Smart monitoring of critical civil engineering infrastructures has become a priority nowadays as ageing of construction materials may have dramatic consequences on the community. The issue is exacerbated as it applies to many structures at the network level rather than to single structures or limited areas. To this effect, catalogues for assessment of decay conditions and identification of maintenance actions are crucial pieces of information for infrastructure management purposes. Within this context, innovative non-destructive methods, such as space-borne techniques, have been increasingly used for monitoring purposes in the past two decades. Among these, the Interferometric Synthetic Aperture Radar (InSAR) imagery technique is gaining momentum nowadays. This method is used to monitor ground and infrastructure displacements at the large scale with a millimeter resolution. It can compare radar satellite images over time, and it is capable to measure variations accurately using interferometry. An advantage of using InSAR techniques is that these are not affected by cloudiness as well as lighting conditions, since data can be also collected at night time. On the contrary, InSAR is computational-demanding as it requires to filter out unnecessary information from the entire captured area to obtain data on the target domain. Most common applications include landslide assessment and monitoring of surface deformations following major seismic events. This paper reports a methodology for the assessment of surface deformations of viaducts by reducing drastically computational time. To this purpose, a multi-stage automatic bridge monitoring protocol is developed at the network level by integration of information into Geographic Information System (GIS) catalogues and use of the InSAR imagery technique. The first stage locates the viaducts in the area of interest by querying open data and inputting results into a GIS catalogue. On a second stage, an InSAR analysis of the identified bridges is performed. This approach allows an estimate of surface displacements as well as an identification of bridge areas affected by millimeter-scale settlements. Fundamental theoretical and working principles of the two methodologies are first introduced in the paper.
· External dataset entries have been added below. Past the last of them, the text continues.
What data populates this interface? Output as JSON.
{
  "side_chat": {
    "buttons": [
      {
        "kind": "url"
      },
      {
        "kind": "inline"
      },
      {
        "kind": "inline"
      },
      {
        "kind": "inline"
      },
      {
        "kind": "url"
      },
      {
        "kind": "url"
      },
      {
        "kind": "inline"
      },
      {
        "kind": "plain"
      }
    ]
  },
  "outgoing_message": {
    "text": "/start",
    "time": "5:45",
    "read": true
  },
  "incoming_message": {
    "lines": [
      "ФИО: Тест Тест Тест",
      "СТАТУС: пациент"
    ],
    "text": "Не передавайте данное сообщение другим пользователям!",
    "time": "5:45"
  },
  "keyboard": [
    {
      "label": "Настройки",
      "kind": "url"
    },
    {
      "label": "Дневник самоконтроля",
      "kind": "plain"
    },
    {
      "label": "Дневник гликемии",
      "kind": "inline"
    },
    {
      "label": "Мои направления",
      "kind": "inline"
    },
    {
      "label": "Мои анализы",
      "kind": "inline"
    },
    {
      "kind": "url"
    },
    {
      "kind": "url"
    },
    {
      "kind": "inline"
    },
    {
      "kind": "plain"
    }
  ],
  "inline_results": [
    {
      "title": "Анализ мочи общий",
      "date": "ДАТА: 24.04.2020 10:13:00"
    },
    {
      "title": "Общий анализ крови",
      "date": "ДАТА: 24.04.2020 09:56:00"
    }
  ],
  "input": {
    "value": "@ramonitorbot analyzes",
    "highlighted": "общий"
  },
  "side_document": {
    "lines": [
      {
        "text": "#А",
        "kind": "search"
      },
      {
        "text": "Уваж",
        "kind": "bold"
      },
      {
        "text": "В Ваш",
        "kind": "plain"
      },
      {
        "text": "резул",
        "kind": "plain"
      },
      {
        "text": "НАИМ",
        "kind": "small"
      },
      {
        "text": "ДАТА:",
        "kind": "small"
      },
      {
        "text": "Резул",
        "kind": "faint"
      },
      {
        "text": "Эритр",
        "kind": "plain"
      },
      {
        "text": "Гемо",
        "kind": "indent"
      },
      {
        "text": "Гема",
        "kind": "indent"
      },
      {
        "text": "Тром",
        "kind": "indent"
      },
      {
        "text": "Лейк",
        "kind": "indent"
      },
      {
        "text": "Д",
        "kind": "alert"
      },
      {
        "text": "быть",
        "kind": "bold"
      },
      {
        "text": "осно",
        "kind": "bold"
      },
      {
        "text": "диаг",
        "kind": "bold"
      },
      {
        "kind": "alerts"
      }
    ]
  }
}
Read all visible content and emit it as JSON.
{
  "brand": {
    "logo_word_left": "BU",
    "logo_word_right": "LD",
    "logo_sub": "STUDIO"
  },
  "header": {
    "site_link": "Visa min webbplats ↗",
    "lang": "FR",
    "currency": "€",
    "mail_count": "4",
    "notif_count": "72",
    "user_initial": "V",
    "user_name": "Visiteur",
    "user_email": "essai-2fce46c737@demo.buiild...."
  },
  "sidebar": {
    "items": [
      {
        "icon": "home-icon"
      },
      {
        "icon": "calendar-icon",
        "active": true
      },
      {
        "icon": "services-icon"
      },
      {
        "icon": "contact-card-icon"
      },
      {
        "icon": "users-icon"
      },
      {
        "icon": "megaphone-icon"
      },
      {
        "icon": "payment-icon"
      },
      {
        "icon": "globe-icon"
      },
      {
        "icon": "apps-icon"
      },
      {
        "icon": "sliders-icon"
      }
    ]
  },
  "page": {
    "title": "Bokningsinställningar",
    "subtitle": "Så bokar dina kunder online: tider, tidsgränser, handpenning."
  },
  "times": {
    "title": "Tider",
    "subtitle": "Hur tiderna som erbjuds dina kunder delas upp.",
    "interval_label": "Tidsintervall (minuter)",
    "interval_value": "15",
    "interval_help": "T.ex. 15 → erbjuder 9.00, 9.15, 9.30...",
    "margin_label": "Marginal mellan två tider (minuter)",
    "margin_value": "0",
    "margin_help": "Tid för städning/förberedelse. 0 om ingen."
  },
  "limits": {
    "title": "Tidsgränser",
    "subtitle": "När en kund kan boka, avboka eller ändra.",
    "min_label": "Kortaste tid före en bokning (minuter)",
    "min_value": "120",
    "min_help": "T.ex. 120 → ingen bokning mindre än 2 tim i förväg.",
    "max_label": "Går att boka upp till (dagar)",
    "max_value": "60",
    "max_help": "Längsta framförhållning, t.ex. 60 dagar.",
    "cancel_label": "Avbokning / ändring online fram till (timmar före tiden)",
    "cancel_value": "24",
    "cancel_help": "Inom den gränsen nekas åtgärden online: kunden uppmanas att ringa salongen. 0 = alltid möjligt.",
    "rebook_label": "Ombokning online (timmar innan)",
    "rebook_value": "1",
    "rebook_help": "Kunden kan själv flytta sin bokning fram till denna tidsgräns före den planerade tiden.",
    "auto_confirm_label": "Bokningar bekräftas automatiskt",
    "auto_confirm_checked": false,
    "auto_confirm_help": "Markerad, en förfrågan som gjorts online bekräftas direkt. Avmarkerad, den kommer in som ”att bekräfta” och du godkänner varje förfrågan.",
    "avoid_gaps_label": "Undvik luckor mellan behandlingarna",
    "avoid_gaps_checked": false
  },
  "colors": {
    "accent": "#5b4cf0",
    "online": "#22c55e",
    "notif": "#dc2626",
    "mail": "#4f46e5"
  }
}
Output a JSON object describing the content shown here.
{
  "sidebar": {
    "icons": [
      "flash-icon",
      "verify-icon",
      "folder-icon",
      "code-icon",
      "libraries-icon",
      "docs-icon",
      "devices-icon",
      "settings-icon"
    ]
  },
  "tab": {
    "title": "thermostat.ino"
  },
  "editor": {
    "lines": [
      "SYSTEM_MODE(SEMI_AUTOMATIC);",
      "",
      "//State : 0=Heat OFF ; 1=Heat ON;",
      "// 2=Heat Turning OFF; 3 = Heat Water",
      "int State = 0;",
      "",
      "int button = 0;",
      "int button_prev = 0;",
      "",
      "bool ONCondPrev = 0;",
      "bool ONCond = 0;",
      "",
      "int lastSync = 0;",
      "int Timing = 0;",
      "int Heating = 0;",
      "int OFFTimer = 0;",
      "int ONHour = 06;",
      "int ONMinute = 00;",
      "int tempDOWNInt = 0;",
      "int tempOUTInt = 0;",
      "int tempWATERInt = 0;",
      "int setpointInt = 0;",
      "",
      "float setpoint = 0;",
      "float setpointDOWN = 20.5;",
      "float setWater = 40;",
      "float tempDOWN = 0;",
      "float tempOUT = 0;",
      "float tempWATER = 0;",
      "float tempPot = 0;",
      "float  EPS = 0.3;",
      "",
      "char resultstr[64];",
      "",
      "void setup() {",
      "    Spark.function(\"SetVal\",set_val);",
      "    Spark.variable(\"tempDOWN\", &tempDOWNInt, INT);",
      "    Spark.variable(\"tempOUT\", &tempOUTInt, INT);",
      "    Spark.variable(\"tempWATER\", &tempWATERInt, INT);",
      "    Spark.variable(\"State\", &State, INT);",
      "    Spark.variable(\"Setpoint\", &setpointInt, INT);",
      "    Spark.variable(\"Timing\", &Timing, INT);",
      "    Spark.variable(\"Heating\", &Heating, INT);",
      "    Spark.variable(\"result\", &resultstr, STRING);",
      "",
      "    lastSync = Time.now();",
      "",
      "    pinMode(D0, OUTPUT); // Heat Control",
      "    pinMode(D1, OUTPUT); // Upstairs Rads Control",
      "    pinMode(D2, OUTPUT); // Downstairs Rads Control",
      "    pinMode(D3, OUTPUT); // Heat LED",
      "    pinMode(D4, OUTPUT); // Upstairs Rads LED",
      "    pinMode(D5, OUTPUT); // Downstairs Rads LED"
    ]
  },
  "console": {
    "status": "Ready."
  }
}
Advantages against drawbacks of each technique are then discussed. The last Section reports a case study and a discussion of the main results including conclusions and future prospects.